## [Task instructions]
A complete, word-for-word restatement of the entries is needed.

## [Given data]
■ ■ ■ ■ ■

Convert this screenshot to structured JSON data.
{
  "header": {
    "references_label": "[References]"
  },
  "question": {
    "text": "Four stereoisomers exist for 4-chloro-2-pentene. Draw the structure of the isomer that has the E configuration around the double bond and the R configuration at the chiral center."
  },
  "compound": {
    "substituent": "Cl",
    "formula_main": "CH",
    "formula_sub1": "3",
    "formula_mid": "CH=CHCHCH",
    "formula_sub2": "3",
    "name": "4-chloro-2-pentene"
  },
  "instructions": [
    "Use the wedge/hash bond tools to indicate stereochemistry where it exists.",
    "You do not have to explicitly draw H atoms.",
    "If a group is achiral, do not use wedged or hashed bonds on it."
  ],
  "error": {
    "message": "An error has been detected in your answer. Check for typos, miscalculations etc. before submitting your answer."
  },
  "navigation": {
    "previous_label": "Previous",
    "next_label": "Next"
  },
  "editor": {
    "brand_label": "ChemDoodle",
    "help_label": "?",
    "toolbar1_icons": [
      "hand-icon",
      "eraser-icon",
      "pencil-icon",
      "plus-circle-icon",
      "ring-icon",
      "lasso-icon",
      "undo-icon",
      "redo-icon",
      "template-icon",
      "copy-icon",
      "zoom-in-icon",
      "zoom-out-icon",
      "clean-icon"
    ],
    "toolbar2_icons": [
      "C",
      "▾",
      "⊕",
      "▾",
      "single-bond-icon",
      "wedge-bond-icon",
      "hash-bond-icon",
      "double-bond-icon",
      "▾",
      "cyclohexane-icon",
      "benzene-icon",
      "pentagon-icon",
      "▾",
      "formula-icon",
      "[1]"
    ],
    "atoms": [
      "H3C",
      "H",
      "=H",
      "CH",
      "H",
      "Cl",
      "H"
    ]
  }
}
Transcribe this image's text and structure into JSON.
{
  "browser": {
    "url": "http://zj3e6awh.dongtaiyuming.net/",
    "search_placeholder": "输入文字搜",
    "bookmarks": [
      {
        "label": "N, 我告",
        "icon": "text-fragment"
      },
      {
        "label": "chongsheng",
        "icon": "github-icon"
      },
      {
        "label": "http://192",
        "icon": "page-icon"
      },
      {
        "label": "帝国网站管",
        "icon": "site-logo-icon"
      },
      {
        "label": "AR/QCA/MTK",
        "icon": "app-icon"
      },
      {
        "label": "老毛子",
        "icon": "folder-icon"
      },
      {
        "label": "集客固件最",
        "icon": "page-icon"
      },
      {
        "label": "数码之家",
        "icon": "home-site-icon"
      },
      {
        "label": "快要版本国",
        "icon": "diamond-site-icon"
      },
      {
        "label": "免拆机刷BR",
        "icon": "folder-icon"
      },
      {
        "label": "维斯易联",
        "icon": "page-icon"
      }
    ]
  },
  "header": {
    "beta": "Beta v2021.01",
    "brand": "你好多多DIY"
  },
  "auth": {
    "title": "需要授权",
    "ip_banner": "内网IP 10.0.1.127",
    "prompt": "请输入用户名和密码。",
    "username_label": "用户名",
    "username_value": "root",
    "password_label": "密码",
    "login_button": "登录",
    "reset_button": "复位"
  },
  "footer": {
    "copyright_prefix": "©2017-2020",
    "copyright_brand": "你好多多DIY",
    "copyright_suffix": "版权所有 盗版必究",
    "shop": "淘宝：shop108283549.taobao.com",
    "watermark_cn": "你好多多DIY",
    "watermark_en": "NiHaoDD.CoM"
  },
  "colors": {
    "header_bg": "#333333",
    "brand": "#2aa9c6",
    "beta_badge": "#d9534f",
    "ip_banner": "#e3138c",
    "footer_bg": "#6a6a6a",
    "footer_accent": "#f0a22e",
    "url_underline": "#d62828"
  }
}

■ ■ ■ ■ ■

## [Answer box]
Convert this screenshot to structured JSON data.
{
  "header": {
    "references_label": "[References]"
  },
  "question": {
    "text": "Four stereoisomers exist for 4-chloro-2-pentene. Draw the structure of the isomer that has the E configuration around the double bond and the R configuration at the chiral center."
  },
  "compound": {
    "substituent": "Cl",
    "formula_main": "CH",
    "formula_sub1": "3",
    "formula_mid": "CH=CHCHCH",
    "formula_sub2": "3",
    "name": "4-chloro-2-pentene"
  },
  "instructions": [
    "Use the wedge/hash bond tools to indicate stereochemistry where it exists.",
    "You do not have to explicitly draw H atoms.",
    "If a group is achiral, do not use wedged or hashed bonds on it."
  ],
  "error": {
    "message": "An error has been detected in your answer. Check for typos, miscalculations etc. before submitting your answer."
  },
  "navigation": {
    "previous_label": "Previous",
    "next_label": "Next"
  },
  "editor": {
    "brand_label": "ChemDoodle",
    "help_label": "?",
    "toolbar1_icons": [
      "hand-icon",
      "eraser-icon",
      "pencil-icon",
      "plus-circle-icon",
      "ring-icon",
      "lasso-icon",
      "undo-icon",
      "redo-icon",
      "template-icon",
      "copy-icon",
      "zoom-in-icon",
      "zoom-out-icon",
      "clean-icon"
    ],
    "toolbar2_icons": [
      "C",
      "▾",
      "⊕",
      "▾",
      "single-bond-icon",
      "wedge-bond-icon",
      "hash-bond-icon",
      "double-bond-icon",
      "▾",
      "cyclohexane-icon",
      "benzene-icon",
      "pentagon-icon",
      "▾",
      "formula-icon",
      "[1]"
    ],
    "atoms": [
      "H3C",
      "H",
      "=H",
      "CH",
      "H",
      "Cl",
      "H"
    ]
  }
}
Transcribe this image's text and structure into JSON.
{
  "browser": {
    "url": "http://zj3e6awh.dongtaiyuming.net/",
    "search_placeholder": "输入文字搜",
    "bookmarks": [
      {
        "label": "N, 我告",
        "icon": "text-fragment"
      },
      {
        "label": "chongsheng",
        "icon": "github-icon"
      },
      {
        "label": "http://192",
        "icon": "page-icon"
      },
      {
        "label": "帝国网站管",
        "icon": "site-logo-icon"
      },
      {
        "label": "AR/QCA/MTK",
        "icon": "app-icon"
      },
      {
        "label": "老毛子",
        "icon": "folder-icon"
      },
      {
        "label": "集客固件最",
        "icon": "page-icon"
      },
      {
        "label": "数码之家",
        "icon": "home-site-icon"
      },
      {
        "label": "快要版本国",
        "icon": "diamond-site-icon"
      },
      {
        "label": "免拆机刷BR",
        "icon": "folder-icon"
      },
      {
        "label": "维斯易联",
        "icon": "page-icon"
      }
    ]
  },
  "header": {
    "beta": "Beta v2021.01",
    "brand": "你好多多DIY"
  },
  "auth": {
    "title": "需要授权",
    "ip_banner": "内网IP 10.0.1.127",
    "prompt": "请输入用户名和密码。",
    "username_label": "用户名",
    "username_value": "root",
    "password_label": "密码",
    "login_button": "登录",
    "reset_button": "复位"
  },
  "footer": {
    "copyright_prefix": "©2017-2020",
    "copyright_brand": "你好多多DIY",
    "copyright_suffix": "版权所有 盗版必究",
    "shop": "淘宝：shop108283549.taobao.com",
    "watermark_cn": "你好多多DIY",
    "watermark_en": "NiHaoDD.CoM"
  },
  "colors": {
    "header_bg": "#333333",
    "brand": "#2aa9c6",
    "beta_badge": "#d9534f",
    "ip_banner": "#e3138c",
    "footer_bg": "#6a6a6a",
    "footer_accent": "#f0a22e",
    "url_underline": "#d62828"
  }
}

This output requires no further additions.